(DATA IN THIS EXERCISE begins)
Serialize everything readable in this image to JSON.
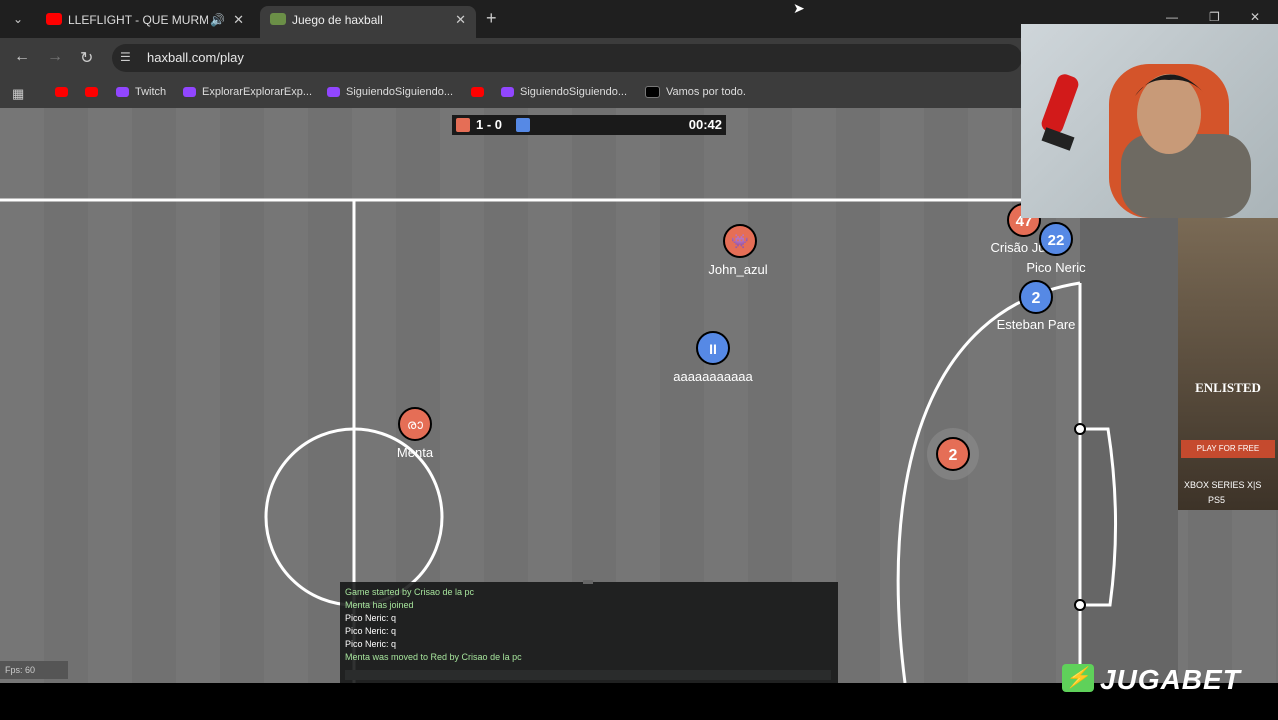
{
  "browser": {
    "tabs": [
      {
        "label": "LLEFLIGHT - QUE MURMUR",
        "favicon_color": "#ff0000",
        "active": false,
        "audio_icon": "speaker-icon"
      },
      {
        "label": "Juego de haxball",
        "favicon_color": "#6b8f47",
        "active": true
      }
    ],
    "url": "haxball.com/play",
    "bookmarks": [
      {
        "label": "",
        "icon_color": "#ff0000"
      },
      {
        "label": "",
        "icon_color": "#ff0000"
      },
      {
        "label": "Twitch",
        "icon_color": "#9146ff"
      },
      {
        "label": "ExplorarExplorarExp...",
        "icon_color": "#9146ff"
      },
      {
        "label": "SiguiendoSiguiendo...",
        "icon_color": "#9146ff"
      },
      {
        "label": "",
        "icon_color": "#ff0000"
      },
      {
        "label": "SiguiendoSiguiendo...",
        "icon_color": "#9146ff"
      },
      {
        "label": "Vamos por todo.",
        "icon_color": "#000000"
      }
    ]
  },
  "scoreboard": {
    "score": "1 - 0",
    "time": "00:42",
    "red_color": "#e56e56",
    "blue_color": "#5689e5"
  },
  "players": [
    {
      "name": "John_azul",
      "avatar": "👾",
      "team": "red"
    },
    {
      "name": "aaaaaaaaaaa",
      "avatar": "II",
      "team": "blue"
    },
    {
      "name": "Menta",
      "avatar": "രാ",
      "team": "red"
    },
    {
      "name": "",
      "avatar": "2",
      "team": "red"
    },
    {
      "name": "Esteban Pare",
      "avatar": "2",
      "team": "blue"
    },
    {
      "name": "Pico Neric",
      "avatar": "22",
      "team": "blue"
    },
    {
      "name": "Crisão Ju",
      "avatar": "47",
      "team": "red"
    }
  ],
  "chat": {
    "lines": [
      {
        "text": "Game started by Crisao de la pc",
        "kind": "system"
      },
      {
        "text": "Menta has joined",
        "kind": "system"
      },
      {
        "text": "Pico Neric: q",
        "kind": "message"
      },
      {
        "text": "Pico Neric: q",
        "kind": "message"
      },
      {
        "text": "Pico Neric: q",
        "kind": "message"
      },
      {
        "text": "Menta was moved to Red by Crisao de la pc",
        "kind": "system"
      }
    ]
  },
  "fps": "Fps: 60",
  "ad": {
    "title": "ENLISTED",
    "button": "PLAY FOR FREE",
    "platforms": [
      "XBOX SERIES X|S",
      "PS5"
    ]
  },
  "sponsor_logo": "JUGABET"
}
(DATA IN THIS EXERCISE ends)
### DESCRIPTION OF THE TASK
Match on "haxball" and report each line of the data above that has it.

### FINAL ANSWER
        "label": "Juego de haxball",
    "url": "haxball.com/play",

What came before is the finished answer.